WHAT TO WORK ON: Repeat the entries that follow from start to finish, keeping every character.
DATA TO PROCESS: Begin
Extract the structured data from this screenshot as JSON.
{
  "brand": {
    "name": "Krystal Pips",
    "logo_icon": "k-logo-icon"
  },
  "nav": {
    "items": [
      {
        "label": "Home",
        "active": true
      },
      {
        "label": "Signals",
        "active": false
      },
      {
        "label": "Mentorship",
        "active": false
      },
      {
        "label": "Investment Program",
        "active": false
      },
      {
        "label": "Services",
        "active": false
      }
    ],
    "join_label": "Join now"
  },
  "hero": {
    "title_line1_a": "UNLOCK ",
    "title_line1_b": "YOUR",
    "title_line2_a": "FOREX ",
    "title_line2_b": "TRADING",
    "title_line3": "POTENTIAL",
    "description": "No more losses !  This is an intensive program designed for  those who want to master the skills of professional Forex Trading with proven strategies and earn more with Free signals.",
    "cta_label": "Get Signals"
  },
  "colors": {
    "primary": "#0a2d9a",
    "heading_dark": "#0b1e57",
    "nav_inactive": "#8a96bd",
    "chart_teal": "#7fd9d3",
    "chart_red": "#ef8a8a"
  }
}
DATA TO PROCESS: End
TASK RESPONSE:
Extract the structured data from this screenshot as JSON.
{
  "brand": {
    "name": "Krystal Pips",
    "logo_icon": "k-logo-icon"
  },
  "nav": {
    "items": [
      {
        "label": "Home",
        "active": true
      },
      {
        "label": "Signals",
        "active": false
      },
      {
        "label": "Mentorship",
        "active": false
      },
      {
        "label": "Investment Program",
        "active": false
      },
      {
        "label": "Services",
        "active": false
      }
    ],
    "join_label": "Join now"
  },
  "hero": {
    "title_line1_a": "UNLOCK ",
    "title_line1_b": "YOUR",
    "title_line2_a": "FOREX ",
    "title_line2_b": "TRADING",
    "title_line3": "POTENTIAL",
    "description": "No more losses !  This is an intensive program designed for  those who want to master the skills of professional Forex Trading with proven strategies and earn more with Free signals.",
    "cta_label": "Get Signals"
  },
  "colors": {
    "primary": "#0a2d9a",
    "heading_dark": "#0b1e57",
    "nav_inactive": "#8a96bd",
    "chart_teal": "#7fd9d3",
    "chart_red": "#ef8a8a"
  }
}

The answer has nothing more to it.